    Join Date
    Jan 2010
    New Jersey

    Default Re: Venue Forced Individual Client to Abandon Contract with Vendor

    Quote Quoting JustNeed
    View Post
    It is believed this relationship came to an end because we would no longer provide free/discounted services to the catering company's friends and family.
    I believe your right! They found someone else to give them free/discounted service or possibly even a percentage in money per gig. You should have never changed your business practice.

  4. #4
    Join Date
    Mar 2009
    Key West, FL

    Default Re: Venue Forced Individual Client to Abandon Contract with Vendor

    This is a legal forum. You have no cause of action against the venue from what you have described. If the venue forced a third party to break a contract with you, then tecnically you could sue that party for breach of contract and sue the venue for tortious interference with an advantagous business relationship. I don't have any idea if you could win that. As for your business policies and your business relationships, that is for you to worry about and live with.

    1. Sponsored Links

Similar Threads

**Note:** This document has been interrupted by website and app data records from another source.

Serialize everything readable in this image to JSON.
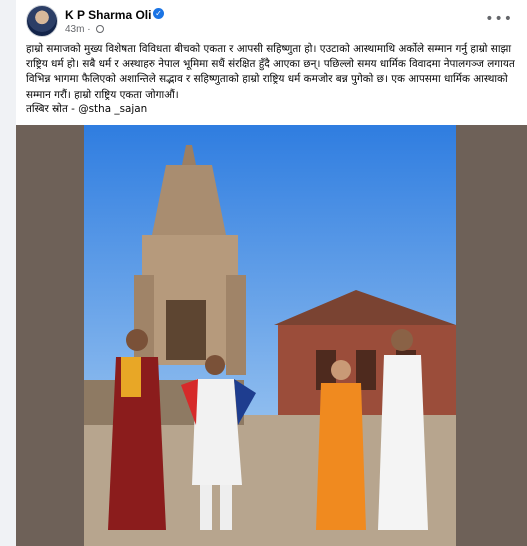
{
  "post": {
    "author": "K P Sharma Oli",
    "time": "43m",
    "visibility_icon": "globe-icon",
    "more_icon": "more-options-icon",
    "text": "हाम्रो समाजको मुख्य विशेषता विविधता बीचको एकता र आपसी सहिष्णुता हो। एउटाको आस्थामाथि अर्कोले सम्मान गर्नु हाम्रो साझा राष्ट्रिय धर्म हो। सबै धर्म र अस्थाहरु नेपाल भूमिमा सधैं संरक्षित हुँदै आएका छन्। पछिल्लो समय धार्मिक विवादमा नेपालगञ्ज लगायत विभिन्न भागमा फैलिएको अशान्तिले सद्भाव र सहिष्णुताको हाम्रो राष्ट्रिय धर्म कमजोर बन्न पुगेको छ। एक आपसमा धार्मिक आस्थाको सम्मान गरौं। हाम्रो राष्ट्रिय एकता जोगाऔं।",
    "credit": "तस्बिर स्रोत - @stha _sajan"
  },
  "colors": {
    "link": "#1b74e4",
    "secondary_text": "#65676b",
    "photo_border": "#6e6158"
  }
}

  1. Switching a Contract Vendor
    By jayaverma in forum Independent Contractors
    Replies: 2
    Last Post: 05-19-2011, 12:22 PM
  2. Contract to Abandon Easement
    By diylaw in forum Real Estate Ownership and Title
    Replies: 2
    Last Post: 02-08-2010, 05:27 AM
  3. Compensation and Overtime: Vendor Withholds Money After Receiving Payment from Client
    By axmsuf in forum Employment and Labor
    Replies: 4
    Last Post: 12-06-2009, 02:49 PM
  4. Compensation and Overtime: Client Pays to Vendor, Vendor Holds the Money
    By rboddu in forum Employment and Labor
    Replies: 1
    Last Post: 12-05-2009, 06:41 PM
  5. Compensation and Overtime: Breaking Contract With a Vendor
    By anshul_contract in forum Employment and Labor
    Replies: 1
    Last Post: 04-23-2008, 05:48 AM
Sponsored Links

Legal Help, Information and Resources